The Johnstone Gallery was a focal point of artistic and social life in Brisbane in the 1950s and ’60s. It was one of Australia’s first commercial art galleries and owners Brian and Marjorie Johnstone were very innovative in their sales and marketing. Their Sunday exhibition openings, in particular, were legendary.
This charismatic couple helped raise the profile of some of Australia’s best-known artists. Charles Blackman, Sidney Nolan, Donald Friend, Arthur Boyd, Ray Crooke and Margaret Olley are among the artists whose sales they brokered.
Originally operating in Upper Edward Street as the Marodian Art Gallery, they relaunched the gallery in 1952 under their own name in the basement of the Brisbane Arcade. In 1958 they moved the gallery to their home in Bowen Hills, and when it eventually closed in 1972, there was a very real sense that it was the end of an era.
The decades in which they operated their gallery were seminal in the development of an audience for contemporary art in Australia, and the Johnstones brokered strong sales year after year. The strategies they used were widely adopted by other commercial galleries and are still being used by galleries today.
The story of this trailblazing couple is told in the State Library of Queensland’s Johnstone Gallery Archive (1948-72) and Arthur Davenport Photographs (1955-92). And now, in recognition of the important role they played in the evolution of contemporary art in Australia, this rare and wonderful archive has been added to the UNESCO Australian Memory of the World Register.
The archive includes scrapbooks, correspondence and exhibition catalogues, and has been extensively used by researchers and art historians. The Arthur Davenport Photographs support the archive by documenting artworks and installations at the Johnstone Gallery from 1964 until 1972.
Queensland’s State Librarian, Vicki McDonald, said the collections provide important context around the start of the commercial art scene in Australia.

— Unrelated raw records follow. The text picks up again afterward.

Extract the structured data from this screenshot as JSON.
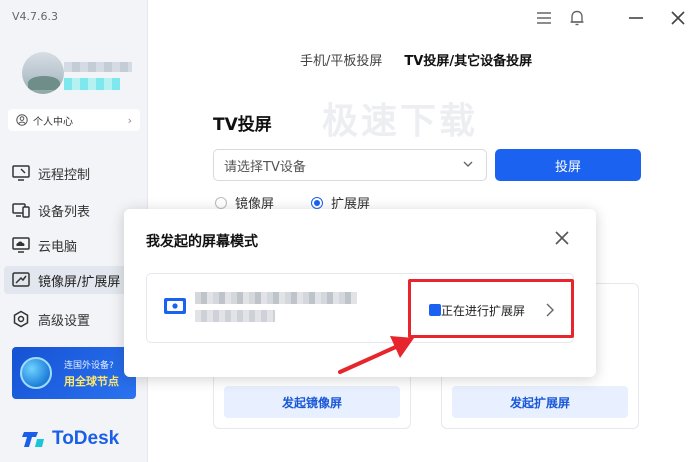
{
  "app": {
    "version": "V4.7.6.3",
    "logo_text": "ToDesk",
    "brand_color": "#1a62ef"
  },
  "sidebar": {
    "personal_center": "个人中心",
    "items": [
      {
        "label": "远程控制",
        "icon": "monitor-icon"
      },
      {
        "label": "设备列表",
        "icon": "devices-icon"
      },
      {
        "label": "云电脑",
        "icon": "cloud-pc-icon"
      },
      {
        "label": "镜像屏/扩展屏",
        "icon": "screen-extend-icon",
        "active": true
      },
      {
        "label": "高级设置",
        "icon": "settings-icon"
      }
    ],
    "promo": {
      "line1": "连国外设备?",
      "line2": "用全球节点"
    }
  },
  "tabs": [
    {
      "label": "手机/平板投屏",
      "active": false
    },
    {
      "label": "TV投屏/其它设备投屏",
      "active": true
    }
  ],
  "watermark": "极速下载",
  "tv_section": {
    "title": "TV投屏",
    "device_placeholder": "请选择TV设备",
    "cast_button": "投屏",
    "mode_options": [
      {
        "label": "镜像屏",
        "selected": false
      },
      {
        "label": "扩展屏",
        "selected": true
      }
    ]
  },
  "cards": [
    {
      "button": "发起镜像屏"
    },
    {
      "button": "发起扩展屏"
    }
  ],
  "dialog": {
    "title": "我发起的屏幕模式",
    "session_status": "正在进行扩展屏"
  }
}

“The drama and ambience of (the Johnstones’) display methods made visiting the gallery unforgettable, and their advocacy for the artistic community is an important part of our state’s history,” she said. “This rare archive sheds light on the relationships between art dealer and client which is so often invisible to the public eye.”
Marjorie Johnstone bequeathed this irreplaceable and immensely valuable resource to the Australian Library of Art, State Library of Queensland, when she died in 1993.
Recognised for its national significance, the archive takes its place alongside other historic documents in the UNESCO Australian Memory of the World Register, such as the Mabo Case manuscripts, the first Australian narrative film The Story of the Kelly Gang (1906), and the final draft of Dorothea Mackellar’s iconic Core of my Heart (later My Country) poem.
Minister for the Arts, Leeanne Enoch, says the addition of the Johnstone Gallery Archive to the UNESCO register will ensure the gallery’s legacy will continue to have an impact on future generations.
More information on the Johnstone Gallery Archive can be found on the State Library of Queensland website.
Did you know that these other items from the Queensland State Library are also on the UNESCO Australian Memory of the World Register?
• Anzac Day minute book (added 2019): details the Anzac Day Commemoration Committee’s first meeting where it was agreed that Anzac Day would take place on 25 April 1916
• Margaret Lawrie Torres Strait Island Collection (added 2008): stories from the Torres Strait Islands, genealogical information on many Torres Strait Island families, slides and photographs, artworks, and research material
• Manifesto of the Queensland Labour Party, 1892 (added 2008): a handwritten foundation document of the Queensland Labour Party
• The Convict Records of Queensland 1825-42 (added 2009): records that document the penal settlement at Moreton Bay
• James Tyson Papers (added 2017): surviving records of the creator of one of Australia’s greatest pastoral empires